The last common ancestor of all animals was a small, worm-like creature that lived in the ocean about 700 million years ago. This is based on the fact that all animals share a common set of genes similar to those found in a group of simple, single-celled creatures called choanoflagellates. It is thought that the last common ancestor of all animals was a small, worm-like creature that lived in the ocean about 700 million years ago.

This is based on the fact that all animals share a common set of genes similar to those found in a group of simple, single-celled creatures called choanoflagellates. Choanoflagellates are believed to be the closest living relatives of animals and share many characteristics with animal cells. For example, both have cell membranes and use flagella (hair-like structures) for locomotion.

In addition, choanoflagellates have been found to possess some genes that are unique to animals. Based on these similarities, it is thought that the last common ancestor of all animals was likely a small, worm-like creature that resembled modern-day choanoflagellates. This ancestor would have lived in the ocean and fed on microscopic organisms using its flagella for locomotion.

Over time, this ancestral creature gave rise to the diverse animal life we see today.

An Organism That Exhibits a Head With Sensory Equipment And a Brain Probably Also

When it comes to organisms that exhibit a head with sensory equipment and a brain, there are also several other characteristics that such an organism would have. For example, it would likely have a central nervous system, which would be responsible for coordinating the various activities of the brain and body. Additionally, this type of organism would probably have eyesight and other senses like hearing, touch, and smell.

So what does all of this mean? If an organism has a head with sensory equipment and a brain, it is likely to be quite complex. This is because the brain’s various functions must be coordinated for the organism to function properly.

Therefore, if you come across an organism that exhibits these characteristics, it is likely to be quite interesting!
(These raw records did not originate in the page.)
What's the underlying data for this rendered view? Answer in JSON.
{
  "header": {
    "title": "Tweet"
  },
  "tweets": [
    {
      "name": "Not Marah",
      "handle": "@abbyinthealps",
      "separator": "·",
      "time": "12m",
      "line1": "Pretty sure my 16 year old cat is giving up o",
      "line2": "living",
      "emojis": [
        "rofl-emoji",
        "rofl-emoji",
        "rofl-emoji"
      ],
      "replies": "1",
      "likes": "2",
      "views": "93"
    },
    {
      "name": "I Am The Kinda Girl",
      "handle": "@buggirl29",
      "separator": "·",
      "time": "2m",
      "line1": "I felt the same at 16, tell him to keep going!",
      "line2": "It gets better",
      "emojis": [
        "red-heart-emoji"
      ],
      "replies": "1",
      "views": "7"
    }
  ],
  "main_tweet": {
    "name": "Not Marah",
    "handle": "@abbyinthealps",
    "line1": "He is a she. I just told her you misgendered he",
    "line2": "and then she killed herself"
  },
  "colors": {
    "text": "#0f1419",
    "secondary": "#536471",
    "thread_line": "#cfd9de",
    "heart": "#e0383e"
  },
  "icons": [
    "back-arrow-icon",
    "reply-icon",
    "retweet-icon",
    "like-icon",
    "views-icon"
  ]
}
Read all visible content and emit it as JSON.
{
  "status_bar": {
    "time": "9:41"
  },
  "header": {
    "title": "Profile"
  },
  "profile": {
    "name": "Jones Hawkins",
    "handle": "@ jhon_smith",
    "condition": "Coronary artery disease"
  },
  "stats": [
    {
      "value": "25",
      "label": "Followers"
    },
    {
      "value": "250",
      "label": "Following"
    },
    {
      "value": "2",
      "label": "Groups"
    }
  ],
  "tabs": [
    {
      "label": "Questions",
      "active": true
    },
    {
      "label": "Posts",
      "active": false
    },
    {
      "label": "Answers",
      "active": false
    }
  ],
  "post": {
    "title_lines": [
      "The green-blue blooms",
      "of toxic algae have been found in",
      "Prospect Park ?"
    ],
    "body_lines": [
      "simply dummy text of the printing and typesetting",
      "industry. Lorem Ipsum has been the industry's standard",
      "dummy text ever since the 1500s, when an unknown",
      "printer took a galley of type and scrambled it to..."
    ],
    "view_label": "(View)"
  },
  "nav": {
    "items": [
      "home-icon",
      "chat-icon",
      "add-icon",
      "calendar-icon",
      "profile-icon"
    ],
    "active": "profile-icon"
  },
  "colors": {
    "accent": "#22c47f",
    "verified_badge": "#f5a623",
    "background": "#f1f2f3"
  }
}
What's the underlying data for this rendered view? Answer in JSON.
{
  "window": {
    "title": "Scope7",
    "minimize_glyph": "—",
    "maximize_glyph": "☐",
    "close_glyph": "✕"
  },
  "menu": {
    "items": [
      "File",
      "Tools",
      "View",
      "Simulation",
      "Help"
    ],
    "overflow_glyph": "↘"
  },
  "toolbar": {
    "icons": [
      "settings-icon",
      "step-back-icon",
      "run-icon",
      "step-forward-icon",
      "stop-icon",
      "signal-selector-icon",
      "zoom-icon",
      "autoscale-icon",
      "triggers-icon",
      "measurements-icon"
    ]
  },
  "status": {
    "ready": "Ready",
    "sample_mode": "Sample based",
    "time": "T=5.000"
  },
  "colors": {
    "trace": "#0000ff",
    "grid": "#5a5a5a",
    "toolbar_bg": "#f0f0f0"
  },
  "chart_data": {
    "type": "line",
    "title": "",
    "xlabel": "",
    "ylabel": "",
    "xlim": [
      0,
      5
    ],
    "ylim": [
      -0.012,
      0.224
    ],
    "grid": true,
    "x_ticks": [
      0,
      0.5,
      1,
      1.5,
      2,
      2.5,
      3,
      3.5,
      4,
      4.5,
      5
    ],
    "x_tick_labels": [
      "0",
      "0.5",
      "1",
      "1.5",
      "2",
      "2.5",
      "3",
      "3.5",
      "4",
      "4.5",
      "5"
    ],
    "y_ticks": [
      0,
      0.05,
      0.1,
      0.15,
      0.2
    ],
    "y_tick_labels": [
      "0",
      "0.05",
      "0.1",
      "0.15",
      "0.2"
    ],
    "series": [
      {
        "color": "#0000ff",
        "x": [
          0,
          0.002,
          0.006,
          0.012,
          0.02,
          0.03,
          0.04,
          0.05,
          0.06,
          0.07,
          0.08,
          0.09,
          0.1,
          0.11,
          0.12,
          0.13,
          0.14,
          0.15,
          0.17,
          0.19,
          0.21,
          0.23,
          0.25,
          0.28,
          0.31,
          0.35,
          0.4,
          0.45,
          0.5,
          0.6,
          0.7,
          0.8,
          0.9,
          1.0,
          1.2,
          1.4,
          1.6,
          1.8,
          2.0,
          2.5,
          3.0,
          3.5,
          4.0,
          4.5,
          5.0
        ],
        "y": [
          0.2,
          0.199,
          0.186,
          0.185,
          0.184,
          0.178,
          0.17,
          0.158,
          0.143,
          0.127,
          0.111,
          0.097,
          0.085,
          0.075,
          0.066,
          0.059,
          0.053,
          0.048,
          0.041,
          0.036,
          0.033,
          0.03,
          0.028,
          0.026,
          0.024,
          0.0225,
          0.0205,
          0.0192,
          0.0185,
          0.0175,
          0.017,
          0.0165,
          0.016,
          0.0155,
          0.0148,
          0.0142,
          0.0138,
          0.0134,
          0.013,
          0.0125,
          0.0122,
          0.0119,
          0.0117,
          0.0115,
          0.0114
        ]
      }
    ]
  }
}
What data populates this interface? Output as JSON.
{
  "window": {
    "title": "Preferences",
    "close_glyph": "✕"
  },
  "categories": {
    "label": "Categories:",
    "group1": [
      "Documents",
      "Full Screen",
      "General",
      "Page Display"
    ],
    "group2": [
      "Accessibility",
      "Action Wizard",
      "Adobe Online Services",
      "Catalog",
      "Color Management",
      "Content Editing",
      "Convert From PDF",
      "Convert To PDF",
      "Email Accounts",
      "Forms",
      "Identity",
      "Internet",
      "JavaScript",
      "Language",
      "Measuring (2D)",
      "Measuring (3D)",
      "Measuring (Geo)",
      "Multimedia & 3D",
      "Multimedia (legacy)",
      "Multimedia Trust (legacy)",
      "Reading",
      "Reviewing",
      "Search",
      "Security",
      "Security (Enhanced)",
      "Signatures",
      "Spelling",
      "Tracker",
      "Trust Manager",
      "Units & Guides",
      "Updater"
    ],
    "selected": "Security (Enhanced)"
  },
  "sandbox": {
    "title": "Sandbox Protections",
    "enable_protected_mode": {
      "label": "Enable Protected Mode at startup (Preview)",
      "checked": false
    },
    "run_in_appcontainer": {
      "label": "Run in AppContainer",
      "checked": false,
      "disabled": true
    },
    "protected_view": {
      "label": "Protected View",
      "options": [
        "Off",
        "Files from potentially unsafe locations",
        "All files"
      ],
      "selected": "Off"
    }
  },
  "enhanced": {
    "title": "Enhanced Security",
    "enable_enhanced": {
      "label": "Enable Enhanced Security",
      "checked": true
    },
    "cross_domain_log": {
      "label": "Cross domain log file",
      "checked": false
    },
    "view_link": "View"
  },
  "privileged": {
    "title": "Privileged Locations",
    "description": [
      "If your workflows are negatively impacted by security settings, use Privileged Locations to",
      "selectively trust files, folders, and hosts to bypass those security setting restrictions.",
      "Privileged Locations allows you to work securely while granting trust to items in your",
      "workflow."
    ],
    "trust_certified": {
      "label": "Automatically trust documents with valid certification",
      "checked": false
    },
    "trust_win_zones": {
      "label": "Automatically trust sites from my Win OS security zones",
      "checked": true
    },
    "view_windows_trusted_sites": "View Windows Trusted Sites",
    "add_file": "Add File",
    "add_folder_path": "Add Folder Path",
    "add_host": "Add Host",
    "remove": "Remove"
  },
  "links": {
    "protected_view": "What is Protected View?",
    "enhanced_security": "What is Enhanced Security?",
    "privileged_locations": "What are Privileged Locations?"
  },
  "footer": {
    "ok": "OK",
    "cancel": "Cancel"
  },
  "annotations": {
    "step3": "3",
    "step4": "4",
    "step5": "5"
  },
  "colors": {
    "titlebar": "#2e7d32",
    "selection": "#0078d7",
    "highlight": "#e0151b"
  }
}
Which Organism Would You Classify As an Animal?

There are many different types of organisms on Earth, but which one would you classify as an animal? Animals are diverse creatures with certain characteristics, such as the ability to move and breathe. While many different animals, they all fall under the same category.

Some of the most popular animals include mammals, reptiles, amphibians, and fish. Mammals are a type of animal that is warm-blooded and gives birth to live young. Reptiles are another type of animal that is cold-blooded and has dry skin covered in scales.

Amphibians are the third type of animal that can live in water and on land. Fish are the fourth type of animal living exclusively in water. Animals come in all shapes and sizes, from the smallest insect to the largest mammal.

They can be found in every corner of the world, from frozen tundras to tropical rainforests. No matter where you look, you will find some amazing animals!


Animals ranging from corals to monkeys have a lot in common. For one, they are all animals. But beyond that, they share many similarities.

They are all multicellular organisms that have complex cells, and they are all eukaryotes (meaning their cells have a nucleus). They are also all heterotrophs, meaning they cannot make food and must eat other things to survive. But there are plenty of differences between these animals as well.

Monkeys, for example, are vertebrates, meaning they have a backbone. On the other hand, corals do not have a backbone; they belong to the phylum Cnidaria (which includes jellyfish and sea anemones). Additionally, monkeys are warm-blooded, while corals are cold-blooded.

And finally, while monkeys can move around independently, corals cannot; they rely on water currents to move them about.